If sewing is a recurring concern, much of Liu’s recent work also looks skyward. “The hovering above idea keeps coming back to me,” Liu says. “For a while, I was working closer to the ground, and now it’s going up… We live in a time of fear and agitated energy, so how do I talk about that now? [There’s something about] looking up, seeking hope.” Liu’s 2015 installation Stratus at the Grace Museum in Abilene consists of a forest of Mylar panels dipped in layers of molten wax mixed with graphite. Arranged in rows, the sheets hang from the ceiling, leaving seven feet of space from the floor. “It’s an unusual and refreshing space, an intimate distance,” Liu says. “We’re used to having 10 feet.” The grayish cloud, then, sits just above the viewer’s head, and the repetition of the layers creates currents, deltas and rivers that flow gently in the air. Liu says she was thinking about the embodiment of loss when she made the piece, considering how that heaviness hangs as a weight.

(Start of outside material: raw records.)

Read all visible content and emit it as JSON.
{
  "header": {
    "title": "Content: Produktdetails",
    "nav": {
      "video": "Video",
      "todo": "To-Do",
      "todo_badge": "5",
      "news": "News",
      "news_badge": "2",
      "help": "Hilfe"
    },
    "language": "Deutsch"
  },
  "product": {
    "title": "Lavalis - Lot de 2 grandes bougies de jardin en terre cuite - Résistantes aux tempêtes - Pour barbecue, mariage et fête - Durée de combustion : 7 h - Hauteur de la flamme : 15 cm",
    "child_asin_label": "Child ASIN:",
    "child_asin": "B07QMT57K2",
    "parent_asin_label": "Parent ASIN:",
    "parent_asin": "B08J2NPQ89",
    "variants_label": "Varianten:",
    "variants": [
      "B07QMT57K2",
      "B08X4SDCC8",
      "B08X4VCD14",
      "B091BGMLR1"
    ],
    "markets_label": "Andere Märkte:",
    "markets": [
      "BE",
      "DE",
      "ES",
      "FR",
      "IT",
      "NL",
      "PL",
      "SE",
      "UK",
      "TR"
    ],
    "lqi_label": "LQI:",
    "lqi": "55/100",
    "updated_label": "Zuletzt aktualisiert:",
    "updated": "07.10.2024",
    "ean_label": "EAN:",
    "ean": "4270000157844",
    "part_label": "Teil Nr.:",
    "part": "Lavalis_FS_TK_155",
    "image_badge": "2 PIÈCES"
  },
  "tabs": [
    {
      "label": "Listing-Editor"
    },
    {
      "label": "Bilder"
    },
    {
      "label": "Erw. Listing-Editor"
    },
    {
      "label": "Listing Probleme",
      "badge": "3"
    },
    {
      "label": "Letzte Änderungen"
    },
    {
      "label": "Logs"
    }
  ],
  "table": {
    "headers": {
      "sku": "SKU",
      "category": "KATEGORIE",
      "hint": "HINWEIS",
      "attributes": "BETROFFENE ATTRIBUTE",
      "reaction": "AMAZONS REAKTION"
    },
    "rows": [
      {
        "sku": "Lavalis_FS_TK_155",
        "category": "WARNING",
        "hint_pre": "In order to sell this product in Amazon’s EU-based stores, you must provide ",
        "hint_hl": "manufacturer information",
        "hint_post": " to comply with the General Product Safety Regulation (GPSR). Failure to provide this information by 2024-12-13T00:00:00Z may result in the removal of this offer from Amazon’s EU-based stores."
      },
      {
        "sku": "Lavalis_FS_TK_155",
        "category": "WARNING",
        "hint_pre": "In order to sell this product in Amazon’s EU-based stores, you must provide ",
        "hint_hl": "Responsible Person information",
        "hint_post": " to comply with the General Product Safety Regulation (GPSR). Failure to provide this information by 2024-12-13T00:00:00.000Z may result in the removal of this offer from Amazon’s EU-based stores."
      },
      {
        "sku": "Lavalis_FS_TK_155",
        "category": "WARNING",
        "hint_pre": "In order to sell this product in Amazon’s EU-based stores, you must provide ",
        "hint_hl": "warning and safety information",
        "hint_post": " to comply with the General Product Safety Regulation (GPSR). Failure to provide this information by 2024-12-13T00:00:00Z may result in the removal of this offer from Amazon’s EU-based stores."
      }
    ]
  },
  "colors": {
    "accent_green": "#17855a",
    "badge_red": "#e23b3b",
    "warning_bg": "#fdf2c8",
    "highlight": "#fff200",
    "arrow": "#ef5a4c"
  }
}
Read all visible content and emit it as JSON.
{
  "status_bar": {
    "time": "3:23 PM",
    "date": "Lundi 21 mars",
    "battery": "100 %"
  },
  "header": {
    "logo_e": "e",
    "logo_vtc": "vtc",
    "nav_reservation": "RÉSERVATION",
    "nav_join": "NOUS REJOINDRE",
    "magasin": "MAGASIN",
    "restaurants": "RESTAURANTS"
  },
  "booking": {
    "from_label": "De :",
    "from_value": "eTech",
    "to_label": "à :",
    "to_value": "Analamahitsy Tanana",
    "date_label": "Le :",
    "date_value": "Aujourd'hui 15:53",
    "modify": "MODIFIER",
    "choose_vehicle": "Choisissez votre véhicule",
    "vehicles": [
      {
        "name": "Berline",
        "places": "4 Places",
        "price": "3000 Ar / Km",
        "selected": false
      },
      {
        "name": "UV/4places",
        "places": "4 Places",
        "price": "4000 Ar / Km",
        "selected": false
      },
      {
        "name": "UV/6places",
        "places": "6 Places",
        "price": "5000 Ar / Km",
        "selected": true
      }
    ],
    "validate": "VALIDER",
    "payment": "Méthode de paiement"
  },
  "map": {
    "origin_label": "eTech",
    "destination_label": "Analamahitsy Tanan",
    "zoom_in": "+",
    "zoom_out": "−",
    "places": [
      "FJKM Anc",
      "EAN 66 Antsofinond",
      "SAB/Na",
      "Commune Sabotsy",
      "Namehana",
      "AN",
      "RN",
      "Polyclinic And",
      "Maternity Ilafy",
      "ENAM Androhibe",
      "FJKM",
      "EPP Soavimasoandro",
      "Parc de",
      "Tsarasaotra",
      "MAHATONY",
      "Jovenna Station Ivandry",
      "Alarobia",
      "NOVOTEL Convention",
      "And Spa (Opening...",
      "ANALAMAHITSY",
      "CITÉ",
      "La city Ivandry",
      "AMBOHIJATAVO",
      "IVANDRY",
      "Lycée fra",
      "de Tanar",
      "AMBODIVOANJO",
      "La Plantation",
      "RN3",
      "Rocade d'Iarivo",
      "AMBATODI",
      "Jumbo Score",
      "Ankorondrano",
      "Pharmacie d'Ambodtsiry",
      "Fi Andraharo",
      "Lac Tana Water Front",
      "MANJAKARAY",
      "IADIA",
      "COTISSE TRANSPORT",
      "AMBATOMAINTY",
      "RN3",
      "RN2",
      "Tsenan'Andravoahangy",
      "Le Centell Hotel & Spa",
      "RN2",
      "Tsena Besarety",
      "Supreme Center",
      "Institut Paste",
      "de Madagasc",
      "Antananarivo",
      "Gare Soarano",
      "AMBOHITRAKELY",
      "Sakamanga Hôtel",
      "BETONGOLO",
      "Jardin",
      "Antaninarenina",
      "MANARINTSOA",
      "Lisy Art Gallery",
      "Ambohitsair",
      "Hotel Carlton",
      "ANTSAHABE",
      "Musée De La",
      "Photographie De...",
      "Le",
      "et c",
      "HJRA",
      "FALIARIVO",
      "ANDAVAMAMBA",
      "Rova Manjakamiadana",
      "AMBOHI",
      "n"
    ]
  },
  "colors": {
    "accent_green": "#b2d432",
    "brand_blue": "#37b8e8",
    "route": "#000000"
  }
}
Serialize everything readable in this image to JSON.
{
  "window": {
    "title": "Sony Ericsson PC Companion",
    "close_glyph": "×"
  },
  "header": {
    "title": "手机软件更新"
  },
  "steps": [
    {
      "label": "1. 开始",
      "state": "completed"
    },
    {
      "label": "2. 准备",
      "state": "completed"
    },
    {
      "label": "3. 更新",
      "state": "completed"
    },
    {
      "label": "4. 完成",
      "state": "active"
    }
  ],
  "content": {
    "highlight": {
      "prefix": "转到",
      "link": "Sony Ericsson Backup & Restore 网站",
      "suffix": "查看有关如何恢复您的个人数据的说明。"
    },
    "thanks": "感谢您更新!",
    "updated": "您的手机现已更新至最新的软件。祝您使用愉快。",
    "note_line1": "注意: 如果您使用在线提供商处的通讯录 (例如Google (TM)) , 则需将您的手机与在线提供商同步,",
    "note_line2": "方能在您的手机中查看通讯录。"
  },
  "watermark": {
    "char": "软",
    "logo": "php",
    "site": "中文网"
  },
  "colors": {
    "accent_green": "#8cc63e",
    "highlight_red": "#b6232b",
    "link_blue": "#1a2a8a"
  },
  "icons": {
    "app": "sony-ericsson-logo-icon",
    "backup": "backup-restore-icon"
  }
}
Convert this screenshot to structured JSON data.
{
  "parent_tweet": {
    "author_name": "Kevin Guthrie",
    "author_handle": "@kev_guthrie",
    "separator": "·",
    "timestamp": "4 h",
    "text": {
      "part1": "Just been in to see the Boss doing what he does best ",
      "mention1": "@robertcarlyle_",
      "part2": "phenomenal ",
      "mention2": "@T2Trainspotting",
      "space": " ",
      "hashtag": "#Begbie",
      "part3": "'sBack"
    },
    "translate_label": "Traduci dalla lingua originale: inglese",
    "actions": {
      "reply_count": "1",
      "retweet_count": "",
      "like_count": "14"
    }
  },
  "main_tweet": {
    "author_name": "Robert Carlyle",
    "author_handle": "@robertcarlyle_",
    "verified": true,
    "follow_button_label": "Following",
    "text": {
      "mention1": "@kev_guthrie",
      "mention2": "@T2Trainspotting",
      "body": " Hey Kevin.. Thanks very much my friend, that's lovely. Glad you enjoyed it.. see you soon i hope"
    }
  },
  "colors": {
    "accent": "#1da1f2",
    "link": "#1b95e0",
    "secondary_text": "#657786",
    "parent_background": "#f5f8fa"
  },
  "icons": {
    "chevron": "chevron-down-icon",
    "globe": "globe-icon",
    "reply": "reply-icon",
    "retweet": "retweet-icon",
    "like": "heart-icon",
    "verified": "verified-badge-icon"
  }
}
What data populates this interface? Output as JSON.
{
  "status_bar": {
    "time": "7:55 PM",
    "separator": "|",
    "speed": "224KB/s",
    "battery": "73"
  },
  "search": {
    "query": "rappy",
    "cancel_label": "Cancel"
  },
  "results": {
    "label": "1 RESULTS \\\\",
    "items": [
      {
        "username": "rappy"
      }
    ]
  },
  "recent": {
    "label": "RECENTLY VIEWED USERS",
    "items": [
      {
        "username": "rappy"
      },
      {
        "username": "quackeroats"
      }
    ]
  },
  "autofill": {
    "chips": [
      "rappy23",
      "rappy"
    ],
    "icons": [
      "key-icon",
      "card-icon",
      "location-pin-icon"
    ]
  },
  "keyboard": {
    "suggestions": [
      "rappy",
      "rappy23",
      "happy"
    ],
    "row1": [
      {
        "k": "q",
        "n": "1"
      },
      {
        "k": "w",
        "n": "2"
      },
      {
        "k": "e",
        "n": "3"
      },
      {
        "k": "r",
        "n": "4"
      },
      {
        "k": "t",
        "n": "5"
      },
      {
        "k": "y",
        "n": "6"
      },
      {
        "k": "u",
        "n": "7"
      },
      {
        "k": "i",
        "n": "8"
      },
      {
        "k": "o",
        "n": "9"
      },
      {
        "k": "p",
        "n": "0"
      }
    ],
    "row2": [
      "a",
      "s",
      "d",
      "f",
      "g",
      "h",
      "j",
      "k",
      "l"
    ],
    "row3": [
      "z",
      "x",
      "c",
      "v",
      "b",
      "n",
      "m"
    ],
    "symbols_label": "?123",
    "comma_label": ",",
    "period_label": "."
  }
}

As an artist who responds to specific spaces, Liu’s studio practice is one of experimentation for the first stage of each idea. She goes to the studio to think, to sketch, to workshop ideas. “Sometimes studio visits are really challenging for me,” she says, laughing, “Because, how do I show a piece that’s envisioned for another space?” As she drafts ideas, she begins to dialogue with the specific location for each installation. The composition of a work is determined by the space, by the height of the ceiling, the scale of the room, the traffic pattern. Sometimes she works with the energy that already exists there, and sometimes she tries to challenge or transform that energy. In a recent project at the Facebook headquarters in Austin, for example, Liu wanted to change a transient space into something that had a connection to the outdoors. “People are working there, walking through, thinking about the work they’re doing on their computers. I contradict the expectation of that space, blurring the boundaries between inside and outside,” she says.

Currently, Liu is a professor in the Department of Art and Art History at UT Austin, and has been recognized as a Regents’ Outstanding Teaching Professor for the last seven years. Last year, Liu won the prestigious Joan Mitchell Foundation Painters and Sculptors Award and she was recently named the 2018 Texas Artist in three-dimensional media. Like the poet laureate of sculpture, the award is the state’s highest recognition for excellence in the arts. “There are all these magical things that can happen,” Liu says, still registering the surprise of these two awards. “More than anything, it’s such an encouragement.” The recognition, she says, is an impetus to keep working, an affirmation of what she’s been doing.

Across her work, Liu balances scale with modest gestures. “There are these soft, persistent actions,” she says. “These have potential. I look at my practice in a broad way, [about] politics, the environment, our spiritual space, our desire for comfort, our desire for doing good.” Small actions, humble recurring practices, have the power to accumulate and effect change, she believes. “By keeping at it,” she says, “something will change.”

—Laura A. L. Wellen